LUKoil Pulls the Plug on Unhappy U.S. Franchisee

NEW YORK -- Around 8:30 last Monday morning, Inderjeet Parmar ran out of gas. He sold the last 1,000 gallons at his Getty station in Queens and soon after, a city marshal arrived with an eviction notice and asked him to stand on the sidewalk as technicians checked his tanks for signs of sabotage.

Since last fall, Parmar has been fighting LUKoil, Getty's Russian parent company, over his rent (too high, he claimed) and his share of profits (too low). Last week, the long struggle for this vocal gasoline franchisee finally ended. "These big companies, they are squeezing the poor guy every day," said Parmar, resplendent in his brand-new American flag shirt. "We are not terrorists. These people are terrorists."

Parmar's war was not without drama. There were public denunciations of LUKoil ("a Russian mob"), President Vladimir Putin and President George W. Bush. There was the matter of Parmar getting gas from another distributor and charging 15 percent less than his competitors, while refusing to pay the rent. Add to that a spate of media attention, most recently his appearance on a comedy television show.

It was only a matter of time before eviction day came around, since a Civil Court judge ruled earlier this month that Parmar had breached his lease. His family salvaged what they could from the station, which stank of peppers and vinegar from the recently stripped-bare Blimpie sandwich shop that he ran there. "What is America? Where are our rights? Where is our freedom?" asked Parmar's wife, Satinder. "In America, this is ridiculous."

From LUKoil's point of view, things are much more straightforward. A company spokesman, Joseph Shwirtz, said Parmar had agreed to the terms of the lease he is protesting, so his claims of an unfair rent increase were disingenuous.

"That's not the way we operate," Shwirtz said. "I think for his own purposes, Parmar would like to paint it that way."

Despite losing both of his gas stations (he ran a second LUKoil station in College Point, Queens), Parmar will take his protest to the national level. He plans to stand outside the Russian Consulate in New York, or perhaps the Russian Embassy in Washington, with custom-made signs protesting LUKoil. His 9-year-old son, Gurparshad, has expressed interest in joining him.

As for a livelihood, Parmar admits that other gas stations may be reluctant to hire him.
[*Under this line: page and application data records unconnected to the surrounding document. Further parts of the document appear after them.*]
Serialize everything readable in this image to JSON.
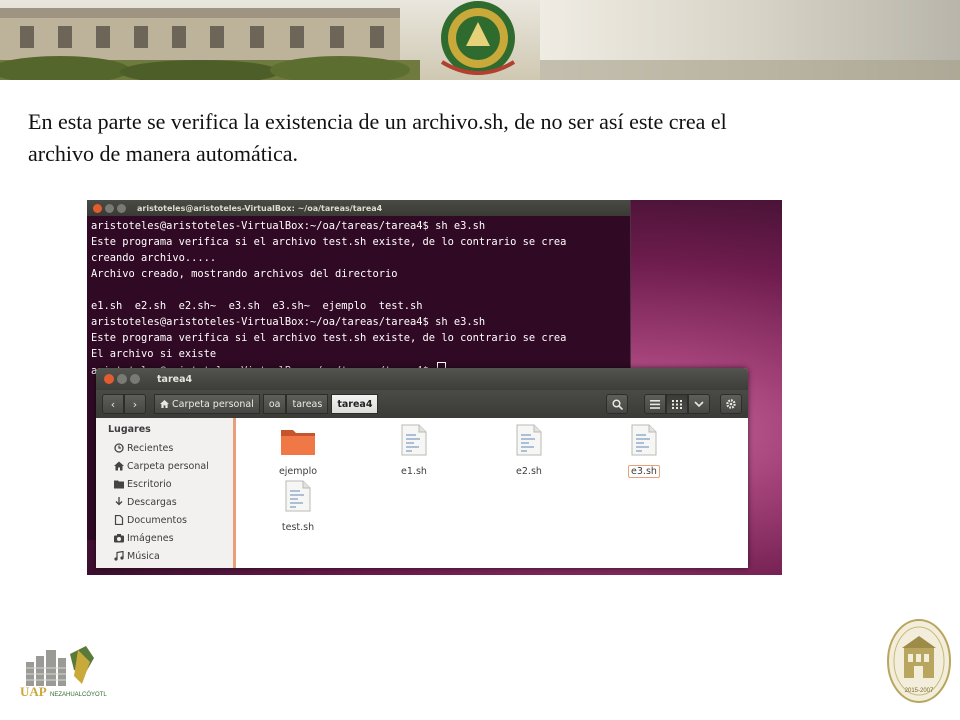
{
  "slide": {
    "text_line1": "En esta parte se verifica la existencia de un archivo.sh, de no ser así este crea el",
    "text_line2": "archivo de manera automática."
  },
  "terminal": {
    "title": "aristoteles@aristoteles-VirtualBox: ~/oa/tareas/tarea4",
    "lines": [
      "aristoteles@aristoteles-VirtualBox:~/oa/tareas/tarea4$ sh e3.sh",
      "Este programa verifica si el archivo test.sh existe, de lo contrario se crea",
      "creando archivo.....",
      "Archivo creado, mostrando archivos del directorio",
      "",
      "e1.sh  e2.sh  e2.sh~  e3.sh  e3.sh~  ejemplo  test.sh",
      "aristoteles@aristoteles-VirtualBox:~/oa/tareas/tarea4$ sh e3.sh",
      "Este programa verifica si el archivo test.sh existe, de lo contrario se crea",
      "El archivo si existe",
      "aristoteles@aristoteles-VirtualBox:~/oa/tareas/tarea4$ "
    ]
  },
  "file_manager": {
    "title": "tarea4",
    "back_icon": "‹",
    "forward_icon": "›",
    "breadcrumbs": [
      "Carpeta personal",
      "oa",
      "tareas",
      "tarea4"
    ],
    "search_icon": "search-icon",
    "sidebar": {
      "heading": "Lugares",
      "items": [
        {
          "label": "Recientes",
          "icon": "clock-icon"
        },
        {
          "label": "Carpeta personal",
          "icon": "home-icon"
        },
        {
          "label": "Escritorio",
          "icon": "folder-icon"
        },
        {
          "label": "Descargas",
          "icon": "download-icon"
        },
        {
          "label": "Documentos",
          "icon": "document-icon"
        },
        {
          "label": "Imágenes",
          "icon": "camera-icon"
        },
        {
          "label": "Música",
          "icon": "music-icon"
        }
      ]
    },
    "files": [
      {
        "name": "ejemplo",
        "type": "folder"
      },
      {
        "name": "e1.sh",
        "type": "script"
      },
      {
        "name": "e2.sh",
        "type": "script"
      },
      {
        "name": "e3.sh",
        "type": "script",
        "selected": true
      },
      {
        "name": "test.sh",
        "type": "script"
      }
    ]
  },
  "logos": {
    "uap_text": "UAP",
    "uap_subtext": "NEZAHUALCÓYOTL",
    "seal_text": "2015-2007"
  },
  "colors": {
    "terminal_bg": "#300a24",
    "ubuntu_orange": "#e8a07a",
    "header_gold": "#c7b27a",
    "folder_orange": "#f07746"
  }
}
And so, as he did when he arrived here from India in 1979, Parmar will most likely get behind the wheel of a taxi, where the scent of gasoline will occasionally remind him of his fighting days.